asked the Secretary of State for the Colonies whether Saiyid Talib, the greatest notable of Basra and a minister in the first cabinet in Iraq, who rendered most valuable service to the British administration in Iraq during the rebellion last year, was subsequently arrested on emerging from Government House, Bagdad, where he had gone to tea on the invitation of the wife of the High Commissioner; whether he was transported to Ceylon; whether he is still held in captivity there; and whether the Government will state the reason for their action against this gentleman?
As to the fact of Saiyid Talib's arrest and deportation to Ceylon, and the reasons for that action, I would refer the hon. Member to the reply given to the hon. Member for Stafford on 10th May last. I am not aware that Saiyid Talib rendered particularly valuable services to the British authorities in Iraq. At the request of the High Commissioner he was arrested by the military authorities at the first possible opportunity, which, as it happened, was on his return from an uninvited visit paid to the Residency. He is leaving Ceylon shortly for a spa in Europe to undergo a course of medical treatment.
Is it a fact that the evidence which was relied upon to justify the deportation of this notable was carried from his own dinner-table by two officers who were his invited guests?
Is that an answer to my question? Was the information gathered at this gentleman's own table by his invited guests who were two British officers?

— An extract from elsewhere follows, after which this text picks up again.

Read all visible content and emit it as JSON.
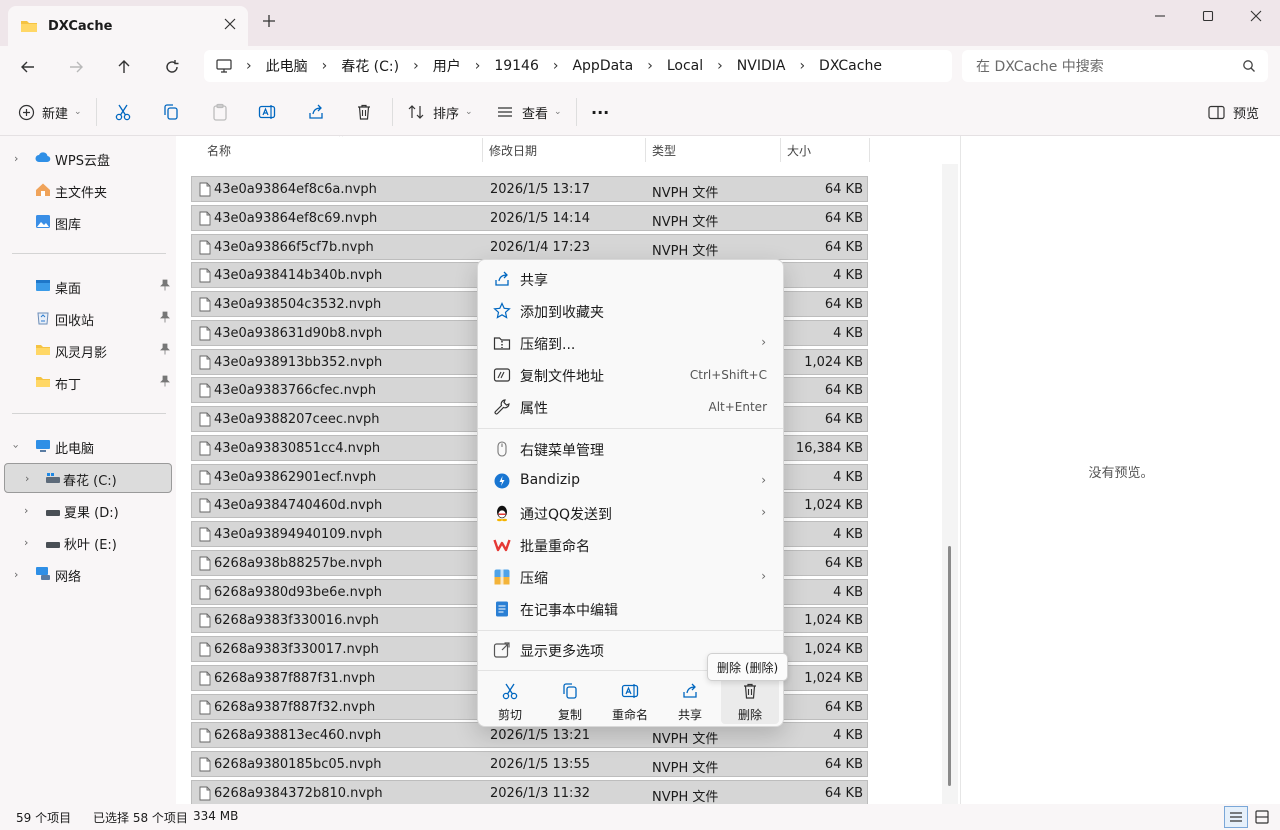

Statements have appeared upon the subject. There is no doubt he made a very improper statement for a person in his position, and in the dangerous situation of the country it was not possible to allow him to remain there without running the risk of serious disorder.